(Records for this task Opens)

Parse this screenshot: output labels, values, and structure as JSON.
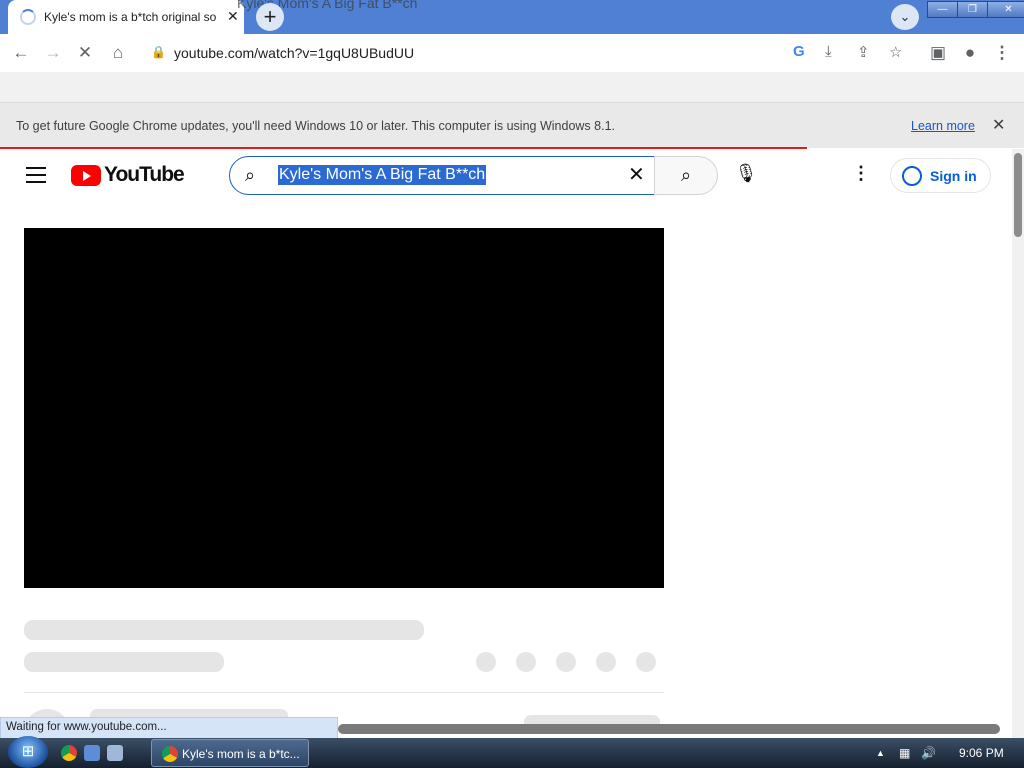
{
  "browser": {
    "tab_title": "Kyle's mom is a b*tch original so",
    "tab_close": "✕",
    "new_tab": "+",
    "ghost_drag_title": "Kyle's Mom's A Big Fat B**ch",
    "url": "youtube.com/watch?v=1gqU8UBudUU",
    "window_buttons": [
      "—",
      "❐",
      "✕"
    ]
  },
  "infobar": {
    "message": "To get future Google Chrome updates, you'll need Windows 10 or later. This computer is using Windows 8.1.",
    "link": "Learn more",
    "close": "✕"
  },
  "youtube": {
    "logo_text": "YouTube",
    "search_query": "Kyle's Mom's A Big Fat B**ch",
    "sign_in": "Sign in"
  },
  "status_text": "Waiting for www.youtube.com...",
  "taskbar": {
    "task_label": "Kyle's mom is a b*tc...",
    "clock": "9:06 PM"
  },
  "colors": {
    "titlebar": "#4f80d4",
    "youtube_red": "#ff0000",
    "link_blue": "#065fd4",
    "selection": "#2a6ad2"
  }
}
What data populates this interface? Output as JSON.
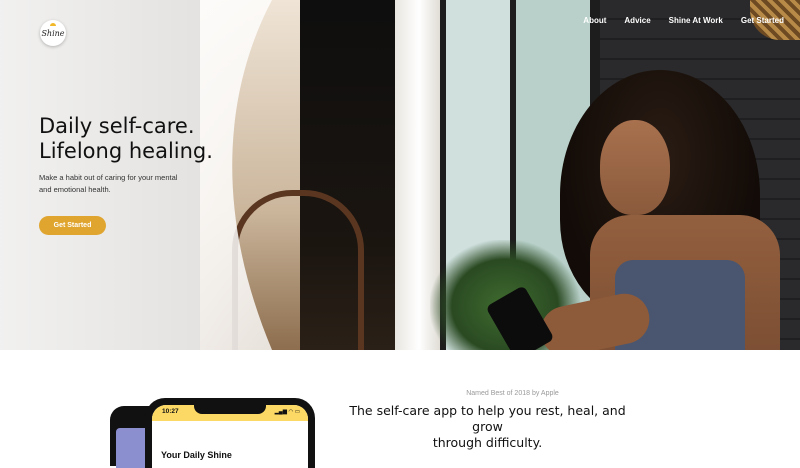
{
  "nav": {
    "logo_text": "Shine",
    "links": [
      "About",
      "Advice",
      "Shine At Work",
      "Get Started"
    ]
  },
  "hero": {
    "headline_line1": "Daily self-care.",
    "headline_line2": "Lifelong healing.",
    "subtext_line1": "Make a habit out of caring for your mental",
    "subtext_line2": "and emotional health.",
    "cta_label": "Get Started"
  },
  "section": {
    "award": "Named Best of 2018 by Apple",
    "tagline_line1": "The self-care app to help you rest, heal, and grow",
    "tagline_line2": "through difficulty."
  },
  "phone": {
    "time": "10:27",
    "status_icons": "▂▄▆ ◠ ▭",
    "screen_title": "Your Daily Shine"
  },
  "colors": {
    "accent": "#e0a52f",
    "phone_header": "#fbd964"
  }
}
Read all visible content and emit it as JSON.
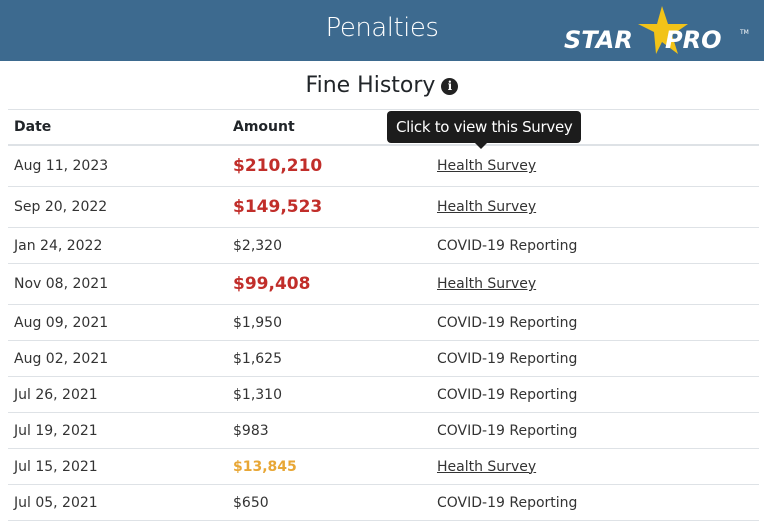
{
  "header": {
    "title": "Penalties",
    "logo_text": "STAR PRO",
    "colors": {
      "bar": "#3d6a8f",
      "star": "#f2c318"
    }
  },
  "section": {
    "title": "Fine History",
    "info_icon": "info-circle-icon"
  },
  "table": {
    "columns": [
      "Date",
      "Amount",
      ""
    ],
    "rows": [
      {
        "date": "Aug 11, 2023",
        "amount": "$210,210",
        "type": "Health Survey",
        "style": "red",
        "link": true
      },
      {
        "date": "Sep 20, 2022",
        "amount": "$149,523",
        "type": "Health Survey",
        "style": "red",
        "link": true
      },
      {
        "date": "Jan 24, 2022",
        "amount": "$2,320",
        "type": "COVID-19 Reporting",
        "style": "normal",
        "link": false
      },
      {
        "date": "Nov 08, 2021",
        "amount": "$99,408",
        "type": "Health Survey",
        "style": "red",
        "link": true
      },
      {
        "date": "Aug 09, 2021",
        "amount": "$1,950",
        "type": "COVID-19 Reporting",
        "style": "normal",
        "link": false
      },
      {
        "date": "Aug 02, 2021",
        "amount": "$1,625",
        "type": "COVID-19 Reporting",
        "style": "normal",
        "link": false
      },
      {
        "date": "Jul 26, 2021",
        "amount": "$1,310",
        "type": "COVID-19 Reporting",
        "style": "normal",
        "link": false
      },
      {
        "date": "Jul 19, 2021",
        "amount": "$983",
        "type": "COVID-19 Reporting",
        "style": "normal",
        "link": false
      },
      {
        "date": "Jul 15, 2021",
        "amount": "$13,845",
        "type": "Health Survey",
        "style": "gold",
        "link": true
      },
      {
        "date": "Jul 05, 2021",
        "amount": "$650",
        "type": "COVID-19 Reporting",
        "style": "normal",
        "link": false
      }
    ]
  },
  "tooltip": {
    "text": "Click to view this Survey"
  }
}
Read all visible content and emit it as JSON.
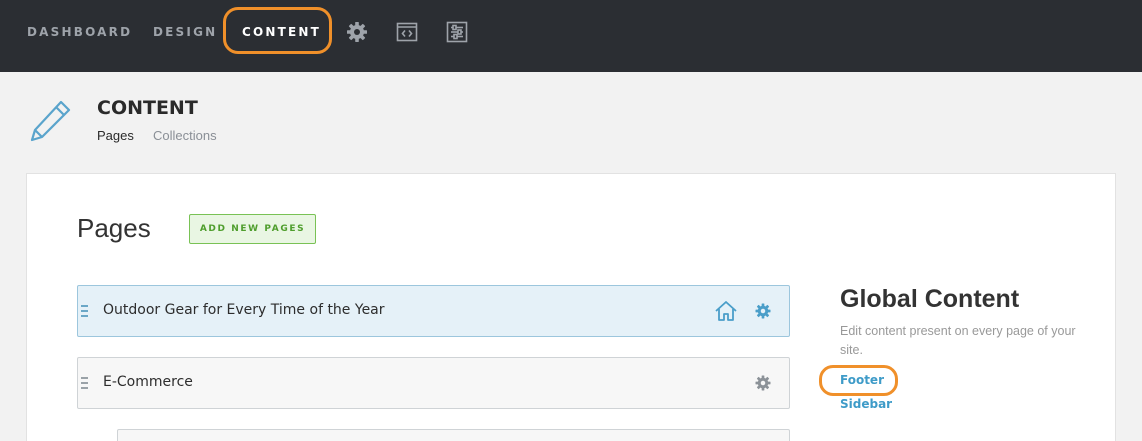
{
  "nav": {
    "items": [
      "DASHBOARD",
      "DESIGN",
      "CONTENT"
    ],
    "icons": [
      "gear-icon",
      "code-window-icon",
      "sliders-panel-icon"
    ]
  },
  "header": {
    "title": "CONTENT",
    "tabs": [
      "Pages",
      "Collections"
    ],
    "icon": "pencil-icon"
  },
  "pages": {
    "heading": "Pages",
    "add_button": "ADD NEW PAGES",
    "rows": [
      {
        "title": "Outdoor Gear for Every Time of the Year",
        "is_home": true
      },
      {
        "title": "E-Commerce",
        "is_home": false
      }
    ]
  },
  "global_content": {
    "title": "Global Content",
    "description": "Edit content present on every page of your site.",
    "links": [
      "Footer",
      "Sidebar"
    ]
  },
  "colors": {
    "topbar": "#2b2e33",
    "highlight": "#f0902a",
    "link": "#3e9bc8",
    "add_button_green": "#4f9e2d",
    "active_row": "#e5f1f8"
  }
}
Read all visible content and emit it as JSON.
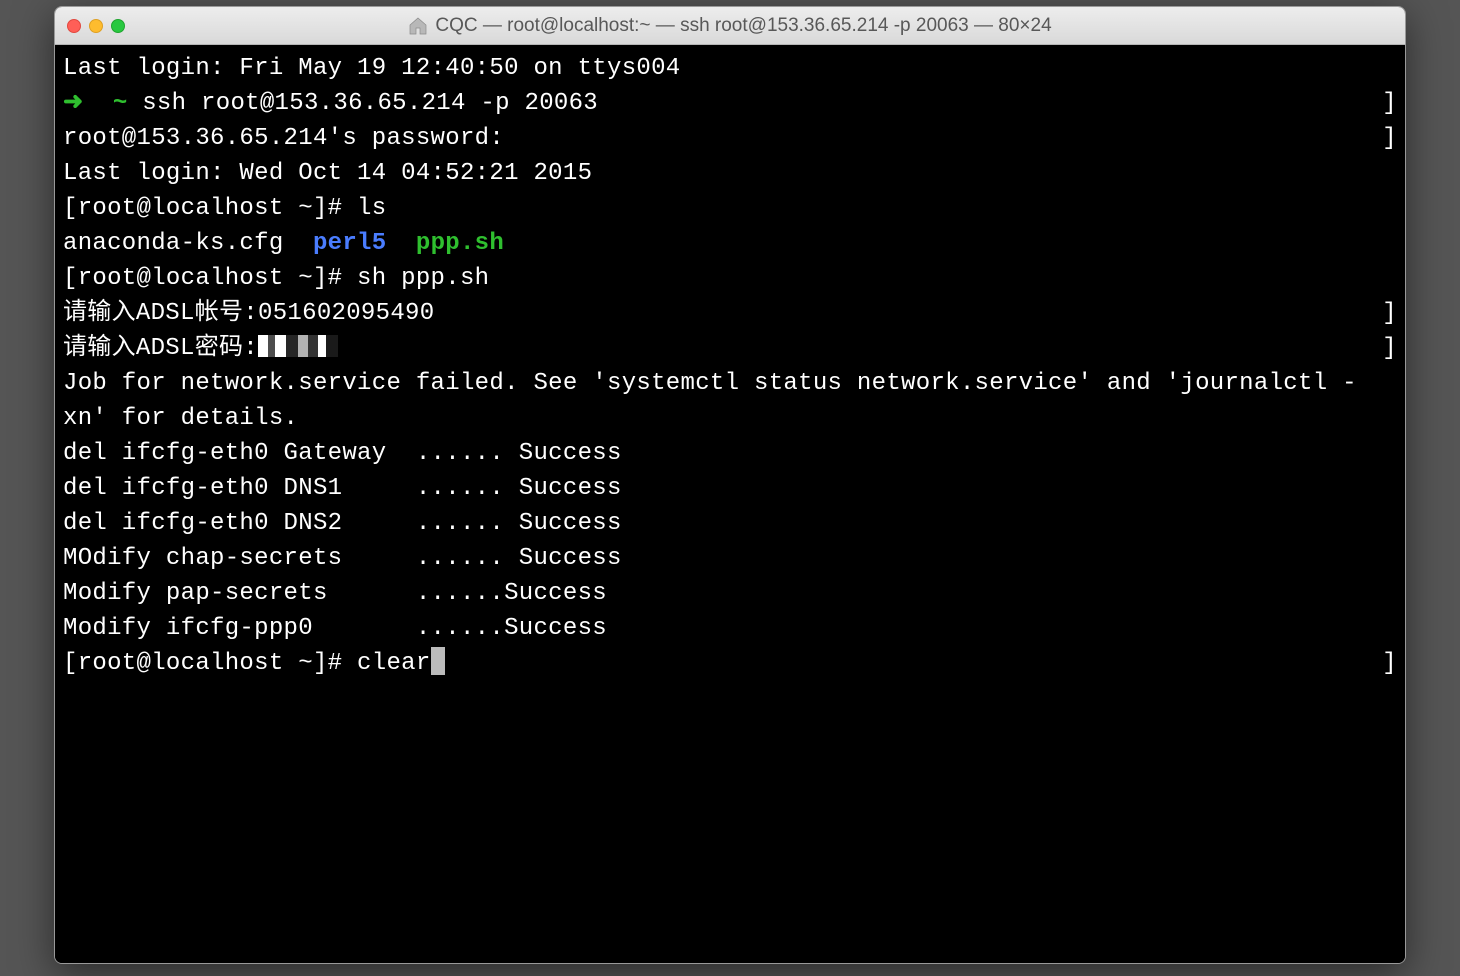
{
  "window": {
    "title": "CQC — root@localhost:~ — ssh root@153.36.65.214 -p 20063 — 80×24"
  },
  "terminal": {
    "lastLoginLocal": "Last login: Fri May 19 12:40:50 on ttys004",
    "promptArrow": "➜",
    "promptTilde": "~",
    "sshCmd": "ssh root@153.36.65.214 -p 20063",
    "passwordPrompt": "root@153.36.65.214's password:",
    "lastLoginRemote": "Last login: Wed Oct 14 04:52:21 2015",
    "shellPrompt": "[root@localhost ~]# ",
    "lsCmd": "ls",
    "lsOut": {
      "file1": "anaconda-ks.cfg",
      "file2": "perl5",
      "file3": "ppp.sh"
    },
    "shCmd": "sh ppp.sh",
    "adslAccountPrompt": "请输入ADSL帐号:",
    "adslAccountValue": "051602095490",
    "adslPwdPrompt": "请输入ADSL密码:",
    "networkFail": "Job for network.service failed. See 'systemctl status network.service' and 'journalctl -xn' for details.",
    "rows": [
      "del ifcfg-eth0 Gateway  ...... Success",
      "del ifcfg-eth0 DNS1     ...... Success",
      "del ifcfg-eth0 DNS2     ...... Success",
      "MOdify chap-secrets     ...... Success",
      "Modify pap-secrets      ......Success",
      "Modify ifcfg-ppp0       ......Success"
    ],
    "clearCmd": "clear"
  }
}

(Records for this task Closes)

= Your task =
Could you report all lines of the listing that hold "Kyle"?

= Answer to this exercise =
    "tab_title": "Kyle's mom is a b*tch original so",
    "ghost_drag_title": "Kyle's Mom's A Big Fat B**ch",
    "search_query": "Kyle's Mom's A Big Fat B**ch",
    "task_label": "Kyle's mom is a b*tc...",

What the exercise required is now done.